What is Data Loss Prevention (DLP)? A Definition of Data Loss Prevention

Learn more about data loss prevention software in Data Protection 101, our series covering the fundamentals of data security.

A Definition of Data Loss Prevention (DLP)

Data loss prevention (DLP) is the strategy used to ensure that sensitive data is not lost, misused, or accessed by unauthorized users. Generally, DLP software products classify and protect confidential and critical information to prevent end users from accidentally or maliciously sharing data that could put the organization at risk. Data loss prevention software and tools monitor and control endpoint activities, plus filter data streams on corporate networks and protect data as it moves.

Driving Forces Behind Adopting Data Loss Prevention Software

Insider threats and tightened state privacy laws that include strict data protection and access control requirements are two factors that have led to increased DLP adoption. As employees, partners, and contractors create, manipulate, and share data, they work on and off the network, on corporate and personal devices, and in the cloud. Potential insider threats loom behind every click, and the corporate network and sensitive data are at risk.

Email is an especially important consideration of data loss prevention strategy because so much sensitive data and information is shared through email today. Business-critical communication also relies on email, which poses a threat to organizations if employees fail to follow corporate policies for handling sensitive/confidential data. Organizations need to be sure they are adopting DLP software and tools that can secure corporate email communications without hindering worker productivity.

Insider Threats (And the Need for DLP) Are On the Rise

BusinessNewsDaily recently reported on a Raytheon study that shows employees put company’s confidential data at risk frequently. The types of sensitive data these employees access ranges from financial and healthcare records to private company information, intellectual property, trade secrets, and personally identifiable information (PII).

The study also found that many employees are granted higher access privileges than needed for their specific roles and responsibilities, creating unnecessary opportunities for data to be misused or stolen. Additionally, “65 percent of the professionals surveyed for the study said it’s curiosity, not job necessity, that’s driving these same individuals to access sensitive or confidential data.” This is exactly the reason for DLP solutions; if users only have the access they need, insider threats are greatly diminished.

Other key findings from the data loss prevention study include:

  • Nearly 50 percent of those surveyed said it’s likely malicious insiders would use social engineering or other measures to obtain someone’s access rights
  • 60 percent said their security tools don’t provide enough contextual information to determine the intent behind reported incidents
  • 59 percent said their tools yield too many false positives
  • 59 percent said failure to implement controls for sensitive data access poses the greatest threat to general business information, followed by customer information at 49 percent
  • 88 percent of those surveyed recognize enhanced security as a top priority, but less than half of those have a dedicated budget to invest in data loss prevention technologies to reduce insider threats

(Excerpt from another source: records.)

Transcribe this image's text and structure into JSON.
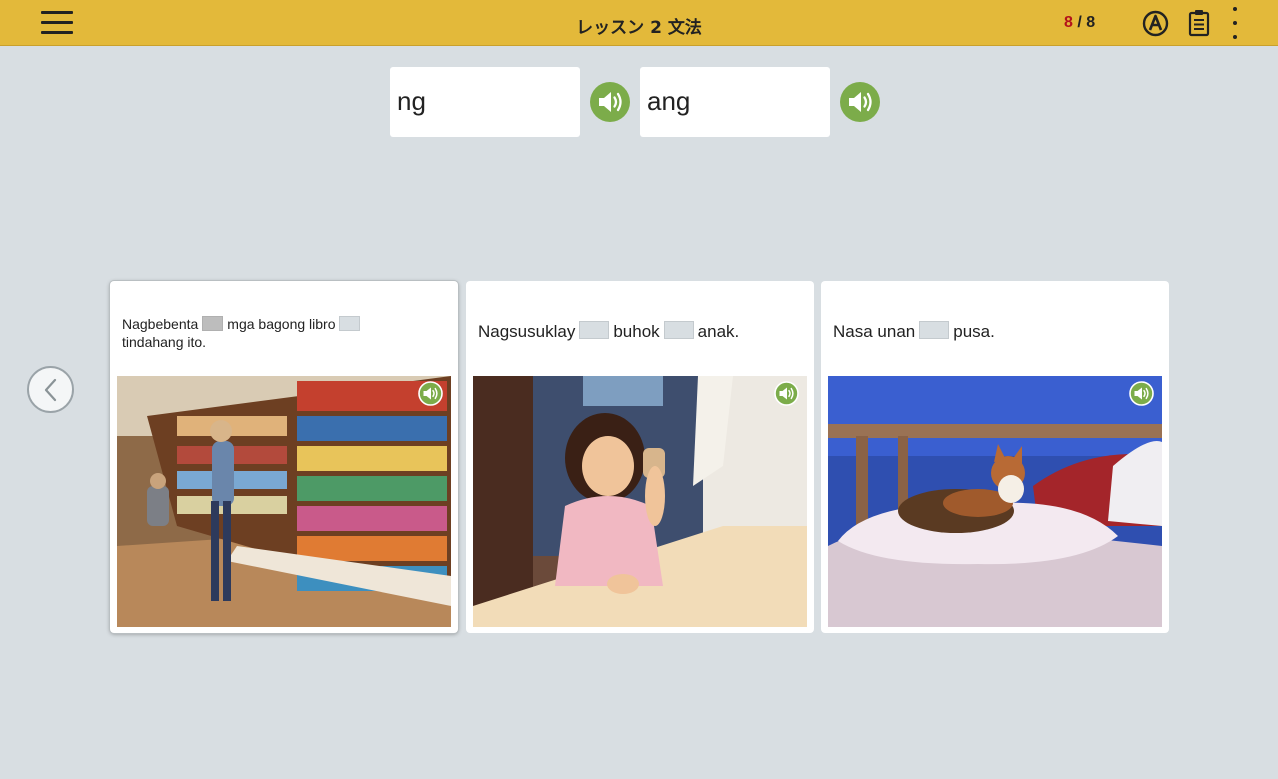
{
  "header": {
    "title": "レッスン 2 文法",
    "progress_current": "8",
    "progress_separator": " / ",
    "progress_total": "8",
    "menu_icon": "hamburger-menu-icon",
    "icons": [
      "auto-advance-a-icon",
      "clipboard-icon",
      "more-vertical-icon"
    ]
  },
  "word_bank": [
    {
      "word": "ng",
      "audio_icon": "speaker-icon"
    },
    {
      "word": "ang",
      "audio_icon": "speaker-icon"
    }
  ],
  "navigation": {
    "prev_icon": "chevron-left-icon"
  },
  "cards": [
    {
      "selected": true,
      "sentence_parts": [
        "Nagbebenta",
        "mga bagong libro",
        "tindahang ito."
      ],
      "photo": "bookstore-photo",
      "audio_icon": "speaker-icon"
    },
    {
      "selected": false,
      "sentence_parts": [
        "Nagsusuklay",
        "buhok",
        "anak."
      ],
      "photo": "girl-combing-hair-photo",
      "audio_icon": "speaker-icon"
    },
    {
      "selected": false,
      "sentence_parts": [
        "Nasa unan",
        "pusa."
      ],
      "photo": "cat-on-pillow-photo",
      "audio_icon": "speaker-icon"
    }
  ],
  "colors": {
    "header_bg": "#e3b93a",
    "page_bg": "#d8dee2",
    "speaker_green": "#7cac4a",
    "progress_current": "#b3121a"
  }
}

Raytheon’s study does an excellent job of detailing the need for data loss prevention solutions capable of protecting against the traditional definition of insider threats, but the very concept of an “insider” has changed dramatically over the years. While insiders once only included a group of employees confined to the corporate network perimeter, modern business practices have greatly expanded what should be considered an insider. Contractors, suppliers, partners, and other business counterparties are often given access to corporate networks and sensitive data. In addition to counterparties being granted insider access, malicious hackers and cyber criminals can use stolen credentials to masquerade as insiders and gain all of the access privileges held by those insiders. As a result, the most effective data loss prevention solutions must be data-centric; capable of protecting data wherever it travels rather than protecting specific networks, applications, or users.

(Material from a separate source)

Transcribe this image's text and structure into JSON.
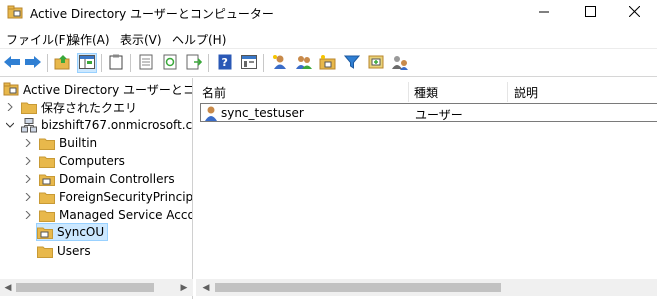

Given the extent of the insider threat today, it becomes clear that too many companies and organizations are not prepared to combat insider threats with data loss prevention. Even those that have DLP software solutions are not maximizing their potential or getting the most out of their investments. It is time for companies and their DLP providers to work together to combat the risks and financial loss associated with sensitive data loss.

Nate Lord


Gartner 2017 Magic Quadrant for Enterprise Data Loss Prevention (DLP)